A Korean saying says, “Words in the day are heard by birds and words at night, by rats.” It points out, I think, that there is no secret in the world. This is a thing that we have to keep in mind in doing evangelism also. I coined this wisdom as the Rule of Triangle. It warns us Christians of how we have to do as we do what we do to others.
In almost all occasions of life in the world, when one does something to the other, there is another who may be watching how the one does to the other. In other words, an interaction between two persons scarcely go without any witness of it. Simply saying, in almost all cases of real situations, at least three people are involved—one is the doer, the other is the receiver, and another is the witness.
Doing good to others is not always easy even when we are determined. It is true especially if the receiver of it is eccentric, dirty, too demanding, unappreciative of the good or even aggressive to the giver. The derogatory expression, the “bottomless basket,” points the receiver who is too demanding. How about a dirty homeless hurt and dying on a cold street? It may not be easy to give helping hands to him, especially if you were heading for an important meeting fully dressed up. How about being a close friend with a come-out gay of same sex with yours, helping him/her with the truth? Not easy, right? Aggressive people? Very common. As we give an advice to depart their sinful lives, many people become aggressive to us.
As doing good to others is not smooth and easy, what would you do? If your “the other” loses his temper, will you too? If he attacks you by anything, will you too? If he is too stubborn, will you just give him up? If he challenges you, will you get mad at him and do according to your flesh? At this point, the rule may whisper to your years, saying, “Somebody is watching you now!” For judgment, God is the “another” who is watching in secret (Matt. 6:2). However, for evangelism, that is, witnessing the gospel of Jesus, it is a person you may want to evangelize.

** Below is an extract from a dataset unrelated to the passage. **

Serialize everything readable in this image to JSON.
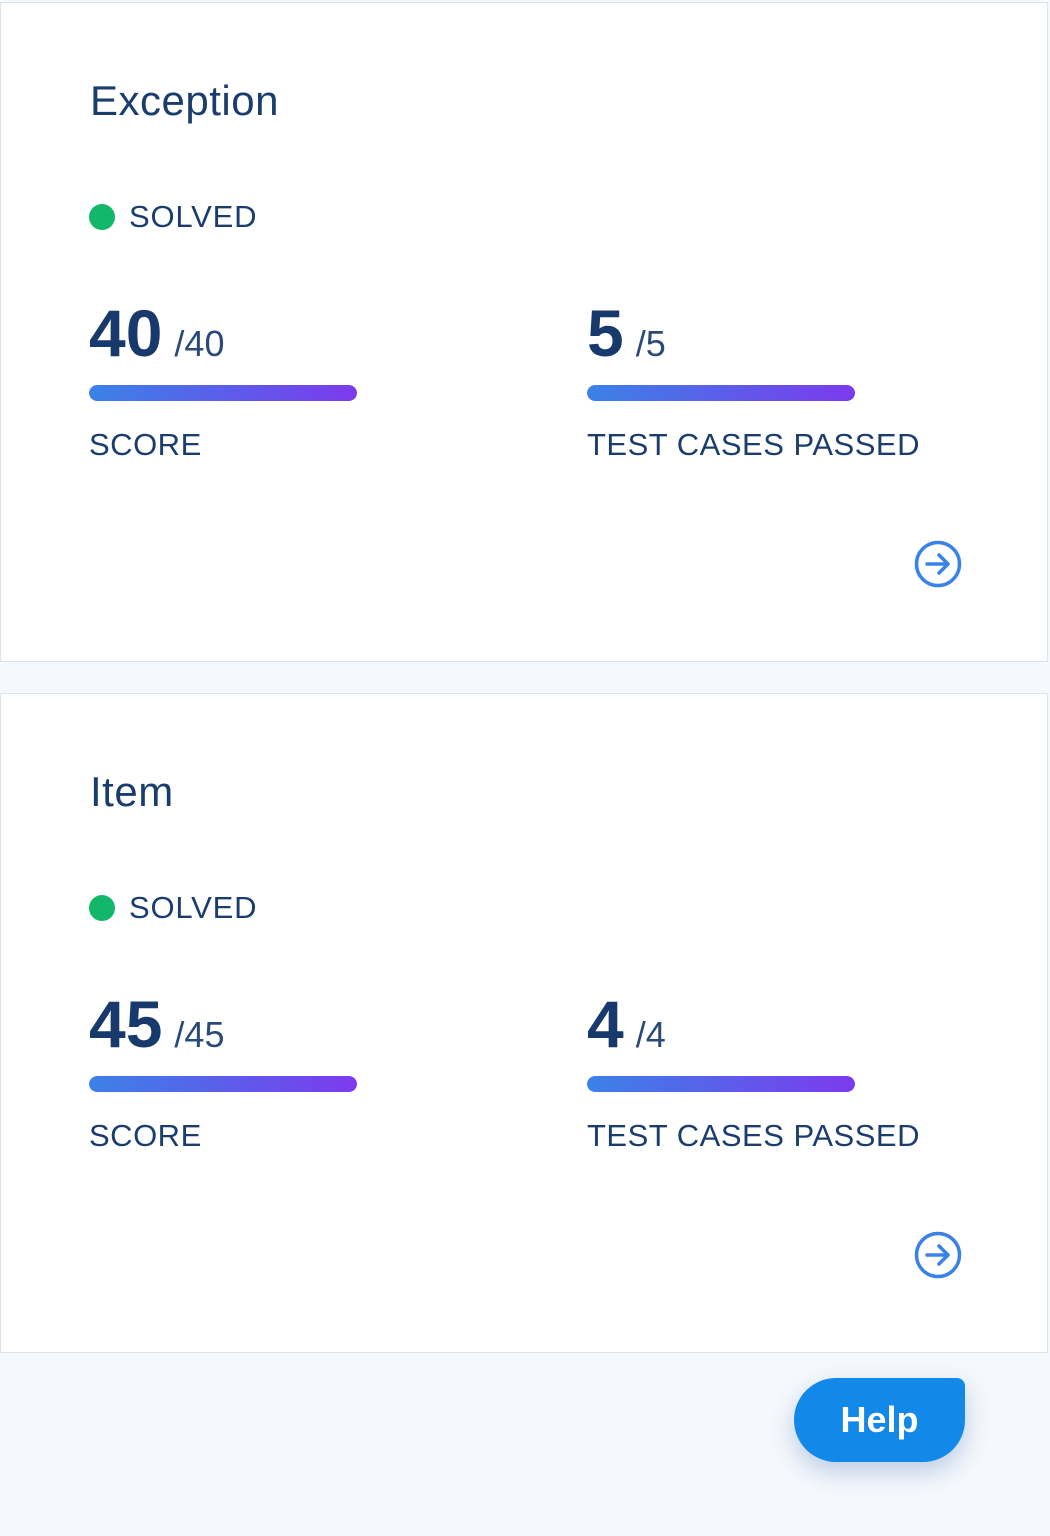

Keeping the rule in mind is so important for evangelism. The truer is it, the tougher is your “the other”. It is because the “another” will see your heart, intention, and your spirit in which you are doing the thing to “the other”. As he sees that your heart is holy and righteous in dealing with your tough “the other”, he will eventually glorify God, who is working in you. Sometimes your “the other” could be one, who cannot become a Christian, such as an final stage Alzheimer, yet how you do to him is your evangelism to the “another” of the case—your neighbors, the Alzheimer’s doctor or nurses, or even your children. So, assume that you and your “the other” are not alone in any situation. You have “another” for evangelism, if not, God for judgment. You are almost always at one angle of the triangle.